• _Exercise input_:

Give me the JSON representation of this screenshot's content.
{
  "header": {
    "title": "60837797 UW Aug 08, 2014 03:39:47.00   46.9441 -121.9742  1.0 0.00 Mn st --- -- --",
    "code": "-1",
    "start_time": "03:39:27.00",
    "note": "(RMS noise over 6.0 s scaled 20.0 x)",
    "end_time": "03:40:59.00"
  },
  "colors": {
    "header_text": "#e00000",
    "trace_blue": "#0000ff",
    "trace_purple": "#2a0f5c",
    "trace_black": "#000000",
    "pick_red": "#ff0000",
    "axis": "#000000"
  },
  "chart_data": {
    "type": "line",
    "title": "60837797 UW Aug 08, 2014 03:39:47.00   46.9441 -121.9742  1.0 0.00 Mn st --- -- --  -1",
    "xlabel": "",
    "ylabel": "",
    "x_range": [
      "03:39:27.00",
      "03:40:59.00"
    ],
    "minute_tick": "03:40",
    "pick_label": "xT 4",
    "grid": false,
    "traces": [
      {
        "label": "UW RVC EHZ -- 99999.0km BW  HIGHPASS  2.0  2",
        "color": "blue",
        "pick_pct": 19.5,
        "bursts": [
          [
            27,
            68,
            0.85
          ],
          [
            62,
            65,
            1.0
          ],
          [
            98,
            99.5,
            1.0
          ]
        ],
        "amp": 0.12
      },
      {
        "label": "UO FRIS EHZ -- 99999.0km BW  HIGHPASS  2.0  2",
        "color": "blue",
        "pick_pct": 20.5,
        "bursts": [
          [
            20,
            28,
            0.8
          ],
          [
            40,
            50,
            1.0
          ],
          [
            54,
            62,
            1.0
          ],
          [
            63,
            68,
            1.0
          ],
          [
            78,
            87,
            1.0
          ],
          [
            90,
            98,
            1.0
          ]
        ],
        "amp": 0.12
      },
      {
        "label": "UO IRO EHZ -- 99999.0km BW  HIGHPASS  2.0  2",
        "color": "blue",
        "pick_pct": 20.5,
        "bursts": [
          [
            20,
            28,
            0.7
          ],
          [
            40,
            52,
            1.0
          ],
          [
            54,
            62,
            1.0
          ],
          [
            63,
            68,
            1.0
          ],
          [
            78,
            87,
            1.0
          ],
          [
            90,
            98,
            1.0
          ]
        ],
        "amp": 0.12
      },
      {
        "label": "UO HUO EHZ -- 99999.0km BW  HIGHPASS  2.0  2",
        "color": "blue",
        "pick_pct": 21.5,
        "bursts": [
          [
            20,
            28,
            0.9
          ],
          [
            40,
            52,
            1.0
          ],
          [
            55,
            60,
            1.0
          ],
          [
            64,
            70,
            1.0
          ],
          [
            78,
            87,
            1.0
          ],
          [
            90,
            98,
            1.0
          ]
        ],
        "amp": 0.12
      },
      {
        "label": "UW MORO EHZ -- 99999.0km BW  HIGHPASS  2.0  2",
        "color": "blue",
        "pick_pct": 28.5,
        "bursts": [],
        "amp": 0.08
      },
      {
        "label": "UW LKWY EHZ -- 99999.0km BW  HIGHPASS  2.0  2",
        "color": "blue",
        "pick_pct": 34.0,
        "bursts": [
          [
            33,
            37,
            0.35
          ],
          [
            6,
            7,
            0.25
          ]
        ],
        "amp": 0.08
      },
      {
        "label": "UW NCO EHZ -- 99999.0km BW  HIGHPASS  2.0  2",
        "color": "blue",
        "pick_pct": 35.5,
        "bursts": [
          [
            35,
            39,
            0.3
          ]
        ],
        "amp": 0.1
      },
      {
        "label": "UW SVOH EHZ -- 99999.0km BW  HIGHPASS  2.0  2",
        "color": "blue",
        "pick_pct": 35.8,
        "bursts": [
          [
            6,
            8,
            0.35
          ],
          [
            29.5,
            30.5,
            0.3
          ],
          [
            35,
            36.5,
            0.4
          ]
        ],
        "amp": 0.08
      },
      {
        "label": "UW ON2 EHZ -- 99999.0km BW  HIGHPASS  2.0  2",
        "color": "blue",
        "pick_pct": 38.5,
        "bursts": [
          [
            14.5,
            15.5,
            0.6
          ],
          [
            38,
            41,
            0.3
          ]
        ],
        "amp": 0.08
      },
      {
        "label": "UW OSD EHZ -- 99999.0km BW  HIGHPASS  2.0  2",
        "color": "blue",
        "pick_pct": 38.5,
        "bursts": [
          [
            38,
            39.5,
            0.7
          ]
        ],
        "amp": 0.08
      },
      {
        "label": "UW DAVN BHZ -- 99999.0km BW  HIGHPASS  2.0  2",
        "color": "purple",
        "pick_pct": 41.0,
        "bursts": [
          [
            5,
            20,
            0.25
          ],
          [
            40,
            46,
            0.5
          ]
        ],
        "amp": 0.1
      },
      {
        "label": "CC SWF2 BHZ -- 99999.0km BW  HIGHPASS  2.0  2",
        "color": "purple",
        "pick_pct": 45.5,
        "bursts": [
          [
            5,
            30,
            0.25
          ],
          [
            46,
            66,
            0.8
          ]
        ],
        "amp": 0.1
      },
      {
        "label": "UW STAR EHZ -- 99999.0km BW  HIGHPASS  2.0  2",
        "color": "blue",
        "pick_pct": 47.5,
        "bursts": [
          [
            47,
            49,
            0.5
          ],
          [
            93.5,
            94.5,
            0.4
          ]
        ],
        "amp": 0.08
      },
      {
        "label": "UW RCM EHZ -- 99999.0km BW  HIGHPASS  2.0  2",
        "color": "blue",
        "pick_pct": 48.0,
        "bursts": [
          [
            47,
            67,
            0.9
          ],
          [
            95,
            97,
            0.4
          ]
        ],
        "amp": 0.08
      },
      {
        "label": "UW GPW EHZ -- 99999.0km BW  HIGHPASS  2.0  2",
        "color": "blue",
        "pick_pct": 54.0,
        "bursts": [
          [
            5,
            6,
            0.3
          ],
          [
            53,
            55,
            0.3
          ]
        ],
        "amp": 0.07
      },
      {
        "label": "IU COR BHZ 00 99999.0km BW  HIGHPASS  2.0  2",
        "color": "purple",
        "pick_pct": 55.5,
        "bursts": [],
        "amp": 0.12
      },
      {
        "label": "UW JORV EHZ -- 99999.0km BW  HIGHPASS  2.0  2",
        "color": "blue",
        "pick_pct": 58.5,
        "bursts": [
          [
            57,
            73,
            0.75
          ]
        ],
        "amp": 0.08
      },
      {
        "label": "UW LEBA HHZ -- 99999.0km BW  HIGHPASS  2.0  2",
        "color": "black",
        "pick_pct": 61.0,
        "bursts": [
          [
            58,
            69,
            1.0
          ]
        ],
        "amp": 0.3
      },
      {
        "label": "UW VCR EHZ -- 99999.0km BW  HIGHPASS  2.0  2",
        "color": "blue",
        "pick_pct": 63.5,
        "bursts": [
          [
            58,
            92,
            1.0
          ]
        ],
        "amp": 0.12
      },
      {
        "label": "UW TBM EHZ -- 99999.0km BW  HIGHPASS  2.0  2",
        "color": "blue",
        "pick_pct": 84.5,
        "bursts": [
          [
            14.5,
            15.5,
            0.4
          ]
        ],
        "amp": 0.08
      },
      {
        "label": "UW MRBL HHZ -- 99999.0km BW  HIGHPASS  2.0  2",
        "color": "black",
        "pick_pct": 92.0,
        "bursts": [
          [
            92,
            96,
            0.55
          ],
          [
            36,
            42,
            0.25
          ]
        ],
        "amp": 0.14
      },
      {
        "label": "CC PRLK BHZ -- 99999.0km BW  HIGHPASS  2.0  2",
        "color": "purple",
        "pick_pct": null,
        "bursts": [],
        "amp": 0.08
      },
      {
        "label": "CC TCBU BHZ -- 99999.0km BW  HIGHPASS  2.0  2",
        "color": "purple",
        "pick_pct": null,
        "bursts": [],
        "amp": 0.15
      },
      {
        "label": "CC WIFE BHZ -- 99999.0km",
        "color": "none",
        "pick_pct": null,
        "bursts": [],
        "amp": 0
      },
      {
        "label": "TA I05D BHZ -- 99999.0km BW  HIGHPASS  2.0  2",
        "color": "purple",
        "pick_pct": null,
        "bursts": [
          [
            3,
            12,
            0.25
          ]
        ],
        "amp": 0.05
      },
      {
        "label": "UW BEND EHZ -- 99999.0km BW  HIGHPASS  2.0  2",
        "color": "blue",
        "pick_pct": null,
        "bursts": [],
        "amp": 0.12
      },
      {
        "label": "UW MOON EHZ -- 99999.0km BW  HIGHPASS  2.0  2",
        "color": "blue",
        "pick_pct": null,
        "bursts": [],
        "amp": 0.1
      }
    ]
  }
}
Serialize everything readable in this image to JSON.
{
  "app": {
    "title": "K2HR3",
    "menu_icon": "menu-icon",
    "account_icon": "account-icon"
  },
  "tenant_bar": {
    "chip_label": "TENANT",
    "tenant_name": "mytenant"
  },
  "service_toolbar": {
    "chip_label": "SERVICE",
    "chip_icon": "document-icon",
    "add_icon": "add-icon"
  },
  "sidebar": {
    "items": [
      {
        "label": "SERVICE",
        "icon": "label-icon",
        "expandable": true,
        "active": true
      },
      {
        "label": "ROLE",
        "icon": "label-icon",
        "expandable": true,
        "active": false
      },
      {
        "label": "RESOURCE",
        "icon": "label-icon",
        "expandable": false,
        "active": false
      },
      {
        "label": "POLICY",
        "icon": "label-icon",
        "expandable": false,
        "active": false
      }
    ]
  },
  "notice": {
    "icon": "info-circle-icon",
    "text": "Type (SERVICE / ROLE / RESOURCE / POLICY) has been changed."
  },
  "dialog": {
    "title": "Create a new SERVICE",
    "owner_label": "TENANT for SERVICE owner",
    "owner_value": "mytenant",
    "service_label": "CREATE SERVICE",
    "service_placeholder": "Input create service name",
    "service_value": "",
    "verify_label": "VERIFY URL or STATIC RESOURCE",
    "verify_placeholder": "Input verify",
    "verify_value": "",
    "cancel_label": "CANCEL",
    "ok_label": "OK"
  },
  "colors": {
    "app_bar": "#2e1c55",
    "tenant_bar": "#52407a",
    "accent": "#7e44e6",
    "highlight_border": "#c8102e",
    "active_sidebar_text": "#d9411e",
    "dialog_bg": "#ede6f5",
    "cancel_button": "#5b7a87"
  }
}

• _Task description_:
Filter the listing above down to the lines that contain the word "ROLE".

• _Expected answer_:
        "label": "ROLE",
    "text": "Type (SERVICE / ROLE / RESOURCE / POLICY) has been changed."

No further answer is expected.